*Action item*
Go through the entries below, count every line with the string "extensions", and answer with only that number.

*Source records*
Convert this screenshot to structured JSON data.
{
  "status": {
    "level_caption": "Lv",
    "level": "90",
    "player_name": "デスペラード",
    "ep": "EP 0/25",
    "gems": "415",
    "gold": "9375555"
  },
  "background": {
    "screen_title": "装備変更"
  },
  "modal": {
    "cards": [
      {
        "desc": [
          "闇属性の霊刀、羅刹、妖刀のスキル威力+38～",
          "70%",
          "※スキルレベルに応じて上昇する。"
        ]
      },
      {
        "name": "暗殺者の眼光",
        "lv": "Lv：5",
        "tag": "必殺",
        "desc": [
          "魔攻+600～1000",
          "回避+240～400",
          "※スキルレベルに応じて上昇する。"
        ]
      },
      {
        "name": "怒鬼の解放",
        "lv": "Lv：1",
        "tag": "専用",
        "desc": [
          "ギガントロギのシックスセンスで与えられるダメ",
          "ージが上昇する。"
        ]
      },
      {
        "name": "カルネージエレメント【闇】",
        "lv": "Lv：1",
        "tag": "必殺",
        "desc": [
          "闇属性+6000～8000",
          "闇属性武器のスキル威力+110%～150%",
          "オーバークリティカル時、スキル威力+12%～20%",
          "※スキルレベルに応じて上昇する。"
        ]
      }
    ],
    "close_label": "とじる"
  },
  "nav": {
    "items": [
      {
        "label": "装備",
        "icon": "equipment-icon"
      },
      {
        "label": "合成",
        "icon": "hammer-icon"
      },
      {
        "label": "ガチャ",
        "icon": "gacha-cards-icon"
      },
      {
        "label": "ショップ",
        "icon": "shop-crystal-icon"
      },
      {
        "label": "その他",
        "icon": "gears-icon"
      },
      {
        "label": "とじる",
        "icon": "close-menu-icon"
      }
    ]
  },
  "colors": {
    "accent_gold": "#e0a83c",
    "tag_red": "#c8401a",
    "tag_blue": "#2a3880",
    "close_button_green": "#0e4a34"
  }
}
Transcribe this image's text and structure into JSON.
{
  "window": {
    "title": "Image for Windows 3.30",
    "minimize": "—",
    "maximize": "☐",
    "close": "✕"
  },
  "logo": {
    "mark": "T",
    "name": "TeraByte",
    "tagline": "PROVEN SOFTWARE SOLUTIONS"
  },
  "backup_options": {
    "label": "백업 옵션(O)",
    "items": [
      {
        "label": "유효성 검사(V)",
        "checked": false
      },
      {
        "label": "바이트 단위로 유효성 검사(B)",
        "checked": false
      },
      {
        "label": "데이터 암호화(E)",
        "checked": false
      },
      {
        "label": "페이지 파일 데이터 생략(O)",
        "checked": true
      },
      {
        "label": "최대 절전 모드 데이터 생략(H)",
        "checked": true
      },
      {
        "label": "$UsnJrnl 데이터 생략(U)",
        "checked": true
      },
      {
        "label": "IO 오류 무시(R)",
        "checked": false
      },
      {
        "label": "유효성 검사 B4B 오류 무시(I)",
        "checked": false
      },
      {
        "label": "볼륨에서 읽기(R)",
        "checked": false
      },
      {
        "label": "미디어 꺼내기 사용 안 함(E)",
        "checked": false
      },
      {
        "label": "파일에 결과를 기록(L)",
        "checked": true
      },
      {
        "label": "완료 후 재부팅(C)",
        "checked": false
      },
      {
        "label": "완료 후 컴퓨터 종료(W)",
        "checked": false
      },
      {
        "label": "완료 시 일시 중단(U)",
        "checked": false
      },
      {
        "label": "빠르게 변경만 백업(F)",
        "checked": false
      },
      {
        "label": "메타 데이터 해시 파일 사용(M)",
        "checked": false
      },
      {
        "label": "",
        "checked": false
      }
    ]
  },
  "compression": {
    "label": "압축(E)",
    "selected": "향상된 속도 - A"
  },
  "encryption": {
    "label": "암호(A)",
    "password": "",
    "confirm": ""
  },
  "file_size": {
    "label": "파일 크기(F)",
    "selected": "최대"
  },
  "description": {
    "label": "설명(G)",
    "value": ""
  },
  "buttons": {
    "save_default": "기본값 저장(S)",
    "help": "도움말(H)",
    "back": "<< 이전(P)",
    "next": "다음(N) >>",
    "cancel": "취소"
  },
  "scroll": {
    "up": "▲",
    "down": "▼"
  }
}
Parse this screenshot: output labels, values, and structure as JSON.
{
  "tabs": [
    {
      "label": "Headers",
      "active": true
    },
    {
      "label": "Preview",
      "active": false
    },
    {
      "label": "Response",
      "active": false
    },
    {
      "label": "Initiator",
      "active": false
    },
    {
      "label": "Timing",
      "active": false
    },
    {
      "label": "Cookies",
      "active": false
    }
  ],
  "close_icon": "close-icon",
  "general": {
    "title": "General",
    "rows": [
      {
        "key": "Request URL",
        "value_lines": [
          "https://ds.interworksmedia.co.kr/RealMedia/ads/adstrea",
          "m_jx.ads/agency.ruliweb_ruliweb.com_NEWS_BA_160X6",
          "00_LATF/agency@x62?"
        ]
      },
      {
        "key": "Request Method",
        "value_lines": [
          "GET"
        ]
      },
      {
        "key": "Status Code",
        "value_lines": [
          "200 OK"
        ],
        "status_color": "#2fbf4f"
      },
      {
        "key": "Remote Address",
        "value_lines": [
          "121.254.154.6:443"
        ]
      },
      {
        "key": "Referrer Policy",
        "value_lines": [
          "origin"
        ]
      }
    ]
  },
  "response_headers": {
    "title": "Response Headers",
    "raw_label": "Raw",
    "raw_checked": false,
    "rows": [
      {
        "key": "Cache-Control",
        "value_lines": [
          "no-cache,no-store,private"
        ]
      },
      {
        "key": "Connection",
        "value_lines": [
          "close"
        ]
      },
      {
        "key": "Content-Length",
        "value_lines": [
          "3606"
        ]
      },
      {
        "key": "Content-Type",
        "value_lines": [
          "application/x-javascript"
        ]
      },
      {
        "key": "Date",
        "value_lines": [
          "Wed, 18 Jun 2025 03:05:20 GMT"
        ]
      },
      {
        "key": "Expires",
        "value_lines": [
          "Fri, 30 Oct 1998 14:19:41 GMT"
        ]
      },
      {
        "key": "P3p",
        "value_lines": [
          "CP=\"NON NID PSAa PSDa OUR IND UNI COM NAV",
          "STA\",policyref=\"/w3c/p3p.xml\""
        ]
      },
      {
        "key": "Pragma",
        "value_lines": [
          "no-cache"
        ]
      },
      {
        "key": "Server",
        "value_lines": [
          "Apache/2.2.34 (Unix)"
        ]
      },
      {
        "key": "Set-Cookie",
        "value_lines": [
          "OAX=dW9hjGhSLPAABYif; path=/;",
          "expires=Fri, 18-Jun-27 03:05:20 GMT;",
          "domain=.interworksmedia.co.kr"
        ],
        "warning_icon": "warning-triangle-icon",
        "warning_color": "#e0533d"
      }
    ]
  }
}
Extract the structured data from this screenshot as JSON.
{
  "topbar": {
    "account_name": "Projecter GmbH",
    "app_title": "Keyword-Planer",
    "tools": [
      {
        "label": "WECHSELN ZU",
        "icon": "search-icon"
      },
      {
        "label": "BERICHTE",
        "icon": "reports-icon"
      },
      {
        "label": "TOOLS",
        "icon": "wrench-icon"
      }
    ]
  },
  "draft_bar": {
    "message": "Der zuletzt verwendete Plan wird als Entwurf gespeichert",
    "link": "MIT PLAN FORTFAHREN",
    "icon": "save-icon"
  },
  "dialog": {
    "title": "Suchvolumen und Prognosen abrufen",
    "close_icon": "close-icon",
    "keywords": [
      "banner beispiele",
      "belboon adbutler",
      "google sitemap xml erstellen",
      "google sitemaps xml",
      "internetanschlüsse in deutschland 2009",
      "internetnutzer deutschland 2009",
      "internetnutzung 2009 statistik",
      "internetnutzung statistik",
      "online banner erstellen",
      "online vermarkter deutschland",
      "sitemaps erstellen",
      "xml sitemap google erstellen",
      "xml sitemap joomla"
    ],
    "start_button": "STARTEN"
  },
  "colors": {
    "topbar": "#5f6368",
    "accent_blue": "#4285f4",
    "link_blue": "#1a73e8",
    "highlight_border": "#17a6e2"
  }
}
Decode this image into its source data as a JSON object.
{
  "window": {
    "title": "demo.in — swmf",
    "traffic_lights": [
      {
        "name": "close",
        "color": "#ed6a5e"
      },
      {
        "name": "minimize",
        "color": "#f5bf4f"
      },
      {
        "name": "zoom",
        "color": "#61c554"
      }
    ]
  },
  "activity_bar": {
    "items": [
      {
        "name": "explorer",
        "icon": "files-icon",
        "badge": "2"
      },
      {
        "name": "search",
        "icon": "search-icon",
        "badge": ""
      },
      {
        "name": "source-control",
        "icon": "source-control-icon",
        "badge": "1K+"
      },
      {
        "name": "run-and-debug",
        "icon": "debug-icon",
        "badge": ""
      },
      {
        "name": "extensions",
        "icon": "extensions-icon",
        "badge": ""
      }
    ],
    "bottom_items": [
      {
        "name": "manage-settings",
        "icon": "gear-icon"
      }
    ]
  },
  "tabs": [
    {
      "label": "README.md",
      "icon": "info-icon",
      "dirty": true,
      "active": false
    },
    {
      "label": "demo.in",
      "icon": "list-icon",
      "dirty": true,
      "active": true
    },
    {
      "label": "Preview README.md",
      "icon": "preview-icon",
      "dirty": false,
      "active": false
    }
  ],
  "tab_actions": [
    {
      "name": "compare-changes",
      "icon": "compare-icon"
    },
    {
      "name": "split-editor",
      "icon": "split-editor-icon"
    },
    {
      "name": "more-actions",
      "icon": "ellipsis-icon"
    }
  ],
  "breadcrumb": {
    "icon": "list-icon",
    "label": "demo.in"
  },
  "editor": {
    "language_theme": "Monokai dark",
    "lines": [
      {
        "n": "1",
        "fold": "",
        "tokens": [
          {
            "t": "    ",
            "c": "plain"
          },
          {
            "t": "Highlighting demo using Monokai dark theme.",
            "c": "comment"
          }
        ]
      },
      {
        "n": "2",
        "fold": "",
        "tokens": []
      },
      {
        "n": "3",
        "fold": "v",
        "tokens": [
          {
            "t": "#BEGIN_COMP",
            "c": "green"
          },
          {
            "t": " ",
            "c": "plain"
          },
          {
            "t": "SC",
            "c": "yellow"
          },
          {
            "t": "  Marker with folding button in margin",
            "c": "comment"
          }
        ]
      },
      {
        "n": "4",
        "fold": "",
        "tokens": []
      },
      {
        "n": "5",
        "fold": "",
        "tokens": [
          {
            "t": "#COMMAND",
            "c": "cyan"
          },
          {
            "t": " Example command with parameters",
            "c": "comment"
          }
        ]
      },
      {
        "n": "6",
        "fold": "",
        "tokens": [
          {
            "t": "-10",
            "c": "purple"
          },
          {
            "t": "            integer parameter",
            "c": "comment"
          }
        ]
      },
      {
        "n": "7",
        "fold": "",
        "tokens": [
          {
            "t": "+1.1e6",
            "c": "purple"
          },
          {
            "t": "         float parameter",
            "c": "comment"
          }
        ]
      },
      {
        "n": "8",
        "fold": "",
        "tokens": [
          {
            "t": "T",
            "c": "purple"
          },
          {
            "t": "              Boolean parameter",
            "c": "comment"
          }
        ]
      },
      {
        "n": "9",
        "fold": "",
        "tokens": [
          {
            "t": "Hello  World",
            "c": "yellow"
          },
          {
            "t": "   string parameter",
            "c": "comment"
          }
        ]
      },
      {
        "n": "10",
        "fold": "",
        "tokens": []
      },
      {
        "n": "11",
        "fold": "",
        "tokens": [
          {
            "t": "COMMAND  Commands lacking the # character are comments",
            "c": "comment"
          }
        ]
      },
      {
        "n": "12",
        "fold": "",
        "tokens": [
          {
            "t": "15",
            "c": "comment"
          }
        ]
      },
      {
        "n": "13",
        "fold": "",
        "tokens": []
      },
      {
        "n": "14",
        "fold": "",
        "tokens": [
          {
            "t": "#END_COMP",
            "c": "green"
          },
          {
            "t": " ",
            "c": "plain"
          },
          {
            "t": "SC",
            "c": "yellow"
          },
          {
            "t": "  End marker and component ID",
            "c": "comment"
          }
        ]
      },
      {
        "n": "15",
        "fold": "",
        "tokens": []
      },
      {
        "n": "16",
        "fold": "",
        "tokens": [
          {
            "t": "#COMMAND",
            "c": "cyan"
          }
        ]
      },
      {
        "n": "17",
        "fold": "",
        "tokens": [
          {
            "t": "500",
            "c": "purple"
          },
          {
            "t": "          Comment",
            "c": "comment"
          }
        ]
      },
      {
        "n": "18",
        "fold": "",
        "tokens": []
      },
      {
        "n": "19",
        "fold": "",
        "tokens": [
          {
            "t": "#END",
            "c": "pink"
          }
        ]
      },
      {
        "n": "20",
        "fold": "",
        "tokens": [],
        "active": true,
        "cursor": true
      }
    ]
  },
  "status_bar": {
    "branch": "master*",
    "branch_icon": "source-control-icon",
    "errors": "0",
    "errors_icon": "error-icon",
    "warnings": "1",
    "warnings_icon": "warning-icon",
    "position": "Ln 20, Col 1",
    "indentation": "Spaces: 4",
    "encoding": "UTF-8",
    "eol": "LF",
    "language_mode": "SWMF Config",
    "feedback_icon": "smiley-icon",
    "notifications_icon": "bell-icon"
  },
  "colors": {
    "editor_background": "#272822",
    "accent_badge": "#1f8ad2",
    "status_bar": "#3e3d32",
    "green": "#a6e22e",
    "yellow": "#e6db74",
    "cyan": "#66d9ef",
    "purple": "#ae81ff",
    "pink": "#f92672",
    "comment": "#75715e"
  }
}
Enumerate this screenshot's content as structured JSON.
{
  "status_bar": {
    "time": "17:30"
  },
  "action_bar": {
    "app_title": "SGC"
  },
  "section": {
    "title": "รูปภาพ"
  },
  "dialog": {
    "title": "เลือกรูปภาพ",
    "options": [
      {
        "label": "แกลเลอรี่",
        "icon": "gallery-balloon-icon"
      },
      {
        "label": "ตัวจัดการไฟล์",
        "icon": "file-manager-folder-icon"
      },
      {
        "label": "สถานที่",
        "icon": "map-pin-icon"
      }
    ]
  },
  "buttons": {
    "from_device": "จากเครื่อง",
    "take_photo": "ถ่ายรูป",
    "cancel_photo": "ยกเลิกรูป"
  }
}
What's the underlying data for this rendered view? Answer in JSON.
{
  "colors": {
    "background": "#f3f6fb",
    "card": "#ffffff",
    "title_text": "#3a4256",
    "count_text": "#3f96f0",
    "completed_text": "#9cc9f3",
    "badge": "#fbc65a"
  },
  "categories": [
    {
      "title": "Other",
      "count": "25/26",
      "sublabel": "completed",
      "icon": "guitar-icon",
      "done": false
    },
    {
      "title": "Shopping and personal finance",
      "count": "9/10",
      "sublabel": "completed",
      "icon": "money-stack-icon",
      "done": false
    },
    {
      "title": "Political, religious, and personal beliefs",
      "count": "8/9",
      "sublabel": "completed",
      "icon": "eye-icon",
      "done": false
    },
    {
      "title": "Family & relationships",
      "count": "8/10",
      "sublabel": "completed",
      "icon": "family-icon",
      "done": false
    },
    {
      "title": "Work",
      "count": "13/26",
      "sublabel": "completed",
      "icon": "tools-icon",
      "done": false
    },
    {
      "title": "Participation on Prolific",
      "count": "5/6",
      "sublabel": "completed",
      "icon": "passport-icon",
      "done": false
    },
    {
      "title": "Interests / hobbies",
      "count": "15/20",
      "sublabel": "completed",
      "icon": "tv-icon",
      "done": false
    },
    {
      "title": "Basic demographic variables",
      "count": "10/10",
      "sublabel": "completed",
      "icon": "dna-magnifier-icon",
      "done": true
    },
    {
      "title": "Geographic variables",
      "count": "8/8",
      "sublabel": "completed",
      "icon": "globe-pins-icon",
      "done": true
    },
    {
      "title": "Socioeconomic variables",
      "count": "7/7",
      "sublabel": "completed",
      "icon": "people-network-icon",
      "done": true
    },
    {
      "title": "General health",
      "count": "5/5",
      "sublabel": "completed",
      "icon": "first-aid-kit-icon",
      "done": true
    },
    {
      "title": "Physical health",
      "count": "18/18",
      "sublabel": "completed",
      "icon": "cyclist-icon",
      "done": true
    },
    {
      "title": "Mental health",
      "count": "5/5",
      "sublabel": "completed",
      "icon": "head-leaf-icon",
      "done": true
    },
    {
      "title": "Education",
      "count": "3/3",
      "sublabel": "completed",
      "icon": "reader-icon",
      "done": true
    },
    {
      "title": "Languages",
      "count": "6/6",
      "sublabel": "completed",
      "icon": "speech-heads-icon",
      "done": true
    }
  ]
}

*Result*
2